DATA RECORDS START

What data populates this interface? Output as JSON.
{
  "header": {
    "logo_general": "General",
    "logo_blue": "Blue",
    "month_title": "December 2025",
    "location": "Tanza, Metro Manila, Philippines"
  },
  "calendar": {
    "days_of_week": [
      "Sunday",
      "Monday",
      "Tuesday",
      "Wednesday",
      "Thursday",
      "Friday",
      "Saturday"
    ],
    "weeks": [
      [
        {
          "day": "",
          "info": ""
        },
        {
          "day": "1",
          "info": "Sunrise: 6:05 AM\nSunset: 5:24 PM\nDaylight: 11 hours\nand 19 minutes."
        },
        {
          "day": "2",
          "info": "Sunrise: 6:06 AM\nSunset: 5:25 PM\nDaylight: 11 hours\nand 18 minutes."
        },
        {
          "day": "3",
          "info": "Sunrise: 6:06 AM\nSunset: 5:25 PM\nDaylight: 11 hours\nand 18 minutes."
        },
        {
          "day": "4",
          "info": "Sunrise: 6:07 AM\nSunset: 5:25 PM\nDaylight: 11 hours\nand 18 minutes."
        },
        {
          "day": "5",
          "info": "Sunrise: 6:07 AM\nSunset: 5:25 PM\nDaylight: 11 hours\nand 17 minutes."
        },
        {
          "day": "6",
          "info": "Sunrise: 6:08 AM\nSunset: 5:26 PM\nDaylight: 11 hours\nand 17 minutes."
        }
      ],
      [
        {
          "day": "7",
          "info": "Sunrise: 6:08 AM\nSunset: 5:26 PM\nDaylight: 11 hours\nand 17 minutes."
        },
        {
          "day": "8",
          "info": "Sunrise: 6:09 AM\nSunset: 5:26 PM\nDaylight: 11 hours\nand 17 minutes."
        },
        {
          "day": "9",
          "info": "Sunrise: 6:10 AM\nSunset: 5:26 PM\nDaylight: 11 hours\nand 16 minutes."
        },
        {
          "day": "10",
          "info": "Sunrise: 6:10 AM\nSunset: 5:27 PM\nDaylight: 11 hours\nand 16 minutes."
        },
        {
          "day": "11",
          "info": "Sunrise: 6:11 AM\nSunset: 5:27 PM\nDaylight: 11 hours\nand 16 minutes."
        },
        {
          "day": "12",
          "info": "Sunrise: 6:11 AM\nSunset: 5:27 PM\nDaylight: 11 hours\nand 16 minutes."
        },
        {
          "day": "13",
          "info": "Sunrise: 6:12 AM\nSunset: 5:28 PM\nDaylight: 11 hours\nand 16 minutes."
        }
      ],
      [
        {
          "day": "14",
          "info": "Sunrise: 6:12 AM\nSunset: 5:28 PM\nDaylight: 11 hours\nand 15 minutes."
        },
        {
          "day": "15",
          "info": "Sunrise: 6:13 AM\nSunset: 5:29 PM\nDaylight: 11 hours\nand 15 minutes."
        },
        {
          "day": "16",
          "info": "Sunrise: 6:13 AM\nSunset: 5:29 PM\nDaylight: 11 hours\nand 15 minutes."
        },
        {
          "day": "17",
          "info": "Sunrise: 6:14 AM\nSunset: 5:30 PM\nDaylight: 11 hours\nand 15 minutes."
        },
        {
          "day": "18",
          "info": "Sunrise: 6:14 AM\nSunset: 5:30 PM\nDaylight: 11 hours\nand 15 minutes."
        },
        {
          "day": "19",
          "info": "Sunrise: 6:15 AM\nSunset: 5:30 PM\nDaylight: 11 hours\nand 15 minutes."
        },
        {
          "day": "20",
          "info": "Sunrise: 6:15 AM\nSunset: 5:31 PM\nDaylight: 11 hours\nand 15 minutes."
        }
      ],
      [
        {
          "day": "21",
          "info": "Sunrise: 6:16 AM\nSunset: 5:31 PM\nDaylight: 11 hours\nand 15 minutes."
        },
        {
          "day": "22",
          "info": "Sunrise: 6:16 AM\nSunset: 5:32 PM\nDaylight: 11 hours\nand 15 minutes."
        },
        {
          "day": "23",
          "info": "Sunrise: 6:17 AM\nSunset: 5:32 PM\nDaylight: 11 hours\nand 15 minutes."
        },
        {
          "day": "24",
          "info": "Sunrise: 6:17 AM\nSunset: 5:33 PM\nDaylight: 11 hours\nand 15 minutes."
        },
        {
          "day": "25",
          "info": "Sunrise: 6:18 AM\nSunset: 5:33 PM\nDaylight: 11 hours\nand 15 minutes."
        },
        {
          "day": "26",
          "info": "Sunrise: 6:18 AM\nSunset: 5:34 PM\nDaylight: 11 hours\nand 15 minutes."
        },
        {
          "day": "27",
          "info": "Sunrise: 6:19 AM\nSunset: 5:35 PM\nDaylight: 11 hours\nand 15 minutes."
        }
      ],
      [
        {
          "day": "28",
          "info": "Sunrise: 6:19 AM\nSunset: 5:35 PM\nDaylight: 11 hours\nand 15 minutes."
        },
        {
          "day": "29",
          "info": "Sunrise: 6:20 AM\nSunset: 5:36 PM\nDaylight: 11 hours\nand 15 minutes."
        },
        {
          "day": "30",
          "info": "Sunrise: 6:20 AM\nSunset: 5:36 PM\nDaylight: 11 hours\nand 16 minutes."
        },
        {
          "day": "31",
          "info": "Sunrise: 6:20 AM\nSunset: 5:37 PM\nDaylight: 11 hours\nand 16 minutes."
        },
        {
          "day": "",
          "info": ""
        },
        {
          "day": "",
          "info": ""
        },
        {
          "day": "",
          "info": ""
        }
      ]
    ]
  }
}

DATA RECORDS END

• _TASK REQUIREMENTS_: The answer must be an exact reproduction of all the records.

• _YOUR SOLUTION_:
What data populates this interface? Output as JSON.
{
  "header": {
    "logo_general": "General",
    "logo_blue": "Blue",
    "month_title": "December 2025",
    "location": "Tanza, Metro Manila, Philippines"
  },
  "calendar": {
    "days_of_week": [
      "Sunday",
      "Monday",
      "Tuesday",
      "Wednesday",
      "Thursday",
      "Friday",
      "Saturday"
    ],
    "weeks": [
      [
        {
          "day": "",
          "info": ""
        },
        {
          "day": "1",
          "info": "Sunrise: 6:05 AM\nSunset: 5:24 PM\nDaylight: 11 hours\nand 19 minutes."
        },
        {
          "day": "2",
          "info": "Sunrise: 6:06 AM\nSunset: 5:25 PM\nDaylight: 11 hours\nand 18 minutes."
        },
        {
          "day": "3",
          "info": "Sunrise: 6:06 AM\nSunset: 5:25 PM\nDaylight: 11 hours\nand 18 minutes."
        },
        {
          "day": "4",
          "info": "Sunrise: 6:07 AM\nSunset: 5:25 PM\nDaylight: 11 hours\nand 18 minutes."
        },
        {
          "day": "5",
          "info": "Sunrise: 6:07 AM\nSunset: 5:25 PM\nDaylight: 11 hours\nand 17 minutes."
        },
        {
          "day": "6",
          "info": "Sunrise: 6:08 AM\nSunset: 5:26 PM\nDaylight: 11 hours\nand 17 minutes."
        }
      ],
      [
        {
          "day": "7",
          "info": "Sunrise: 6:08 AM\nSunset: 5:26 PM\nDaylight: 11 hours\nand 17 minutes."
        },
        {
          "day": "8",
          "info": "Sunrise: 6:09 AM\nSunset: 5:26 PM\nDaylight: 11 hours\nand 17 minutes."
        },
        {
          "day": "9",
          "info": "Sunrise: 6:10 AM\nSunset: 5:26 PM\nDaylight: 11 hours\nand 16 minutes."
        },
        {
          "day": "10",
          "info": "Sunrise: 6:10 AM\nSunset: 5:27 PM\nDaylight: 11 hours\nand 16 minutes."
        },
        {
          "day": "11",
          "info": "Sunrise: 6:11 AM\nSunset: 5:27 PM\nDaylight: 11 hours\nand 16 minutes."
        },
        {
          "day": "12",
          "info": "Sunrise: 6:11 AM\nSunset: 5:27 PM\nDaylight: 11 hours\nand 16 minutes."
        },
        {
          "day": "13",
          "info": "Sunrise: 6:12 AM\nSunset: 5:28 PM\nDaylight: 11 hours\nand 16 minutes."
        }
      ],
      [
        {
          "day": "14",
          "info": "Sunrise: 6:12 AM\nSunset: 5:28 PM\nDaylight: 11 hours\nand 15 minutes."
        },
        {
          "day": "15",
          "info": "Sunrise: 6:13 AM\nSunset: 5:29 PM\nDaylight: 11 hours\nand 15 minutes."
        },
        {
          "day": "16",
          "info": "Sunrise: 6:13 AM\nSunset: 5:29 PM\nDaylight: 11 hours\nand 15 minutes."
        },
        {
          "day": "17",
          "info": "Sunrise: 6:14 AM\nSunset: 5:30 PM\nDaylight: 11 hours\nand 15 minutes."
        },
        {
          "day": "18",
          "info": "Sunrise: 6:14 AM\nSunset: 5:30 PM\nDaylight: 11 hours\nand 15 minutes."
        },
        {
          "day": "19",
          "info": "Sunrise: 6:15 AM\nSunset: 5:30 PM\nDaylight: 11 hours\nand 15 minutes."
        },
        {
          "day": "20",
          "info": "Sunrise: 6:15 AM\nSunset: 5:31 PM\nDaylight: 11 hours\nand 15 minutes."
        }
      ],
      [
        {
          "day": "21",
          "info": "Sunrise: 6:16 AM\nSunset: 5:31 PM\nDaylight: 11 hours\nand 15 minutes."
        },
        {
          "day": "22",
          "info": "Sunrise: 6:16 AM\nSunset: 5:32 PM\nDaylight: 11 hours\nand 15 minutes."
        },
        {
          "day": "23",
          "info": "Sunrise: 6:17 AM\nSunset: 5:32 PM\nDaylight: 11 hours\nand 15 minutes."
        },
        {
          "day": "24",
          "info": "Sunrise: 6:17 AM\nSunset: 5:33 PM\nDaylight: 11 hours\nand 15 minutes."
        },
        {
          "day": "25",
          "info": "Sunrise: 6:18 AM\nSunset: 5:33 PM\nDaylight: 11 hours\nand 15 minutes."
        },
        {
          "day": "26",
          "info": "Sunrise: 6:18 AM\nSunset: 5:34 PM\nDaylight: 11 hours\nand 15 minutes."
        },
        {
          "day": "27",
          "info": "Sunrise: 6:19 AM\nSunset: 5:35 PM\nDaylight: 11 hours\nand 15 minutes."
        }
      ],
      [
        {
          "day": "28",
          "info": "Sunrise: 6:19 AM\nSunset: 5:35 PM\nDaylight: 11 hours\nand 15 minutes."
        },
        {
          "day": "29",
          "info": "Sunrise: 6:20 AM\nSunset: 5:36 PM\nDaylight: 11 hours\nand 15 minutes."
        },
        {
          "day": "30",
          "info": "Sunrise: 6:20 AM\nSunset: 5:36 PM\nDaylight: 11 hours\nand 16 minutes."
        },
        {
          "day": "31",
          "info": "Sunrise: 6:20 AM\nSunset: 5:37 PM\nDaylight: 11 hours\nand 16 minutes."
        },
        {
          "day": "",
          "info": ""
        },
        {
          "day": "",
          "info": ""
        },
        {
          "day": "",
          "info": ""
        }
      ]
    ]
  }
}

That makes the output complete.